[Data about app and page elements]
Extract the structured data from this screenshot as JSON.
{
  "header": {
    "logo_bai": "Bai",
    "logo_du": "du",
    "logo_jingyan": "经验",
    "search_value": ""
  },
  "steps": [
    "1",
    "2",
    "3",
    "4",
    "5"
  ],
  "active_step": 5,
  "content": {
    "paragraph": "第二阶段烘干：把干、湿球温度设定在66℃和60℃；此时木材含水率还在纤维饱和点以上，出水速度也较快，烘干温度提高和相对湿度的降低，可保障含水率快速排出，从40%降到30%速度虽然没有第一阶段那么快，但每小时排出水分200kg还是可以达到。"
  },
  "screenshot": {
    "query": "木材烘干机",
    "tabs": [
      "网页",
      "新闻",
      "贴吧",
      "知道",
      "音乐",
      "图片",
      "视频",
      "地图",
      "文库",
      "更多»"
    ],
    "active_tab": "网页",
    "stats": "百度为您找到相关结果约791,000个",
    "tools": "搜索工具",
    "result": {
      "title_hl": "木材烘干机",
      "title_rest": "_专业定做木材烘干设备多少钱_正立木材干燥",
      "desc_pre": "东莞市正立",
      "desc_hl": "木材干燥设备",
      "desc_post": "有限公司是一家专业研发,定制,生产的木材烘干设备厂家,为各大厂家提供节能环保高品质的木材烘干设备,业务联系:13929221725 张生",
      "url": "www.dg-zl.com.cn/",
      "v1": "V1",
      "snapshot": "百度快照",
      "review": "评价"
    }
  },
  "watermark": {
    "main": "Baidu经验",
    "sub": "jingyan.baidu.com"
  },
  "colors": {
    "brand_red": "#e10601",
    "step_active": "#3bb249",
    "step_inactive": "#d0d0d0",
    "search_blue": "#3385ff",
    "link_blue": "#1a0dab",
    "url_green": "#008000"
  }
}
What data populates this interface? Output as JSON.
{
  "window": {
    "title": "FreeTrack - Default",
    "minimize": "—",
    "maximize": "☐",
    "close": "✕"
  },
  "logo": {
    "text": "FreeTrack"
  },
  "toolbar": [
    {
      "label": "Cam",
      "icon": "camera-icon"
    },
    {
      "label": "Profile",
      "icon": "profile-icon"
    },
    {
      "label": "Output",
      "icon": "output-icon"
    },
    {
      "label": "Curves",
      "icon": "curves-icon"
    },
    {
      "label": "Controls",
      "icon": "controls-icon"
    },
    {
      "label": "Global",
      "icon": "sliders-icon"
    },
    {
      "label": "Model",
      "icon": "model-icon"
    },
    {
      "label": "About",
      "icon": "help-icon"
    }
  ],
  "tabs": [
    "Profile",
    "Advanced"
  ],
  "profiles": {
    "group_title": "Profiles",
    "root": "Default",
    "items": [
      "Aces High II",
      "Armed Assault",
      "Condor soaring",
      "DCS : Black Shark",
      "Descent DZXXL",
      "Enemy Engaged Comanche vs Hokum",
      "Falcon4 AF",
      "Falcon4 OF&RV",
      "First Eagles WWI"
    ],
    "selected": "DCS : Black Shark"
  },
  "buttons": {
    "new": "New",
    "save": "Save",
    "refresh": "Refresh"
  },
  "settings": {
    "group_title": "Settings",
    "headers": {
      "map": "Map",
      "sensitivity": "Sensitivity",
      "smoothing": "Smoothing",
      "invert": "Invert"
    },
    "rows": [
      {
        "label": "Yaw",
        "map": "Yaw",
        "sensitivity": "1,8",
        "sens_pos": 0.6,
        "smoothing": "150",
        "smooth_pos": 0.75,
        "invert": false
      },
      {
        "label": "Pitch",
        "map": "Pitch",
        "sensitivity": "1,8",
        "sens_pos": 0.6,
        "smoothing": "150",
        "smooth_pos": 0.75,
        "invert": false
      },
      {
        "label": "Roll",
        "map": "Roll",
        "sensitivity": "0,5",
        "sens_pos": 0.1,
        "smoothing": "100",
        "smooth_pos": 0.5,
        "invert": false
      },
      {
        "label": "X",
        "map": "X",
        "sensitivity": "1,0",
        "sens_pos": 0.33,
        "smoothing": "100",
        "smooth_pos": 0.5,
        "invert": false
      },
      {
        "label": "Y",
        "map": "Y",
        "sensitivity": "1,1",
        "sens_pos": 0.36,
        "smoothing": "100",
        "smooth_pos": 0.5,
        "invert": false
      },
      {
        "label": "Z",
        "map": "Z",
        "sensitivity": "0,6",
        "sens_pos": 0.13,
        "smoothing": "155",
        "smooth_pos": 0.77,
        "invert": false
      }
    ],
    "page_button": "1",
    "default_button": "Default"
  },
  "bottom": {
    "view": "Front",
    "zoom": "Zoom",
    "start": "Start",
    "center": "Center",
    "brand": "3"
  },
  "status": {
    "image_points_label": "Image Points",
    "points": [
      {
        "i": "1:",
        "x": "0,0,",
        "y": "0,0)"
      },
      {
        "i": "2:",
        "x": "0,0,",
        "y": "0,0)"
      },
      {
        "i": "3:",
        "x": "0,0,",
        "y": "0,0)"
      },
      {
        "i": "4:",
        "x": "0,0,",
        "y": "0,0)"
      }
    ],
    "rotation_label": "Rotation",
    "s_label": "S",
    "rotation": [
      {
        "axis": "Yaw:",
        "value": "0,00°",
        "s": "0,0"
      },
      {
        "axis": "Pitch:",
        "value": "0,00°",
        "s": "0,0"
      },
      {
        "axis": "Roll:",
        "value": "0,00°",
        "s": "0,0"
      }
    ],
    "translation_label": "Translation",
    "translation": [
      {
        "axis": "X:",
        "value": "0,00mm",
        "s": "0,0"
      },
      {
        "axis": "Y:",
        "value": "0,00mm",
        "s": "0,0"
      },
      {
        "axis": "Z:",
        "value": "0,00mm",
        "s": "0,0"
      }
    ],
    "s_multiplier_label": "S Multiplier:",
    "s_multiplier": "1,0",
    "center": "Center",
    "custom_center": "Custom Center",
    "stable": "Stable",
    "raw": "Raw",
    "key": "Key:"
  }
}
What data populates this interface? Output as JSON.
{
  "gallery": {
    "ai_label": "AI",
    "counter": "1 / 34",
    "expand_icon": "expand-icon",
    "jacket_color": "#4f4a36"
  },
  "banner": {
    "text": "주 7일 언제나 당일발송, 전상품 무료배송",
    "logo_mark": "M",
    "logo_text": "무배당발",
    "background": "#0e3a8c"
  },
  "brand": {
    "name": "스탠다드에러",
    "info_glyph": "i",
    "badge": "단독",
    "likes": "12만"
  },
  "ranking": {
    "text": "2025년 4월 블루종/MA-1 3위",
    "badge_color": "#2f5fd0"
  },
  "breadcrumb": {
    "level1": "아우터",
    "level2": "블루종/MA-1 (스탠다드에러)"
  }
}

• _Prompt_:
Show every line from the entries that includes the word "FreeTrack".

• _Task answer_:
    "title": "FreeTrack - Default",
    "text": "FreeTrack"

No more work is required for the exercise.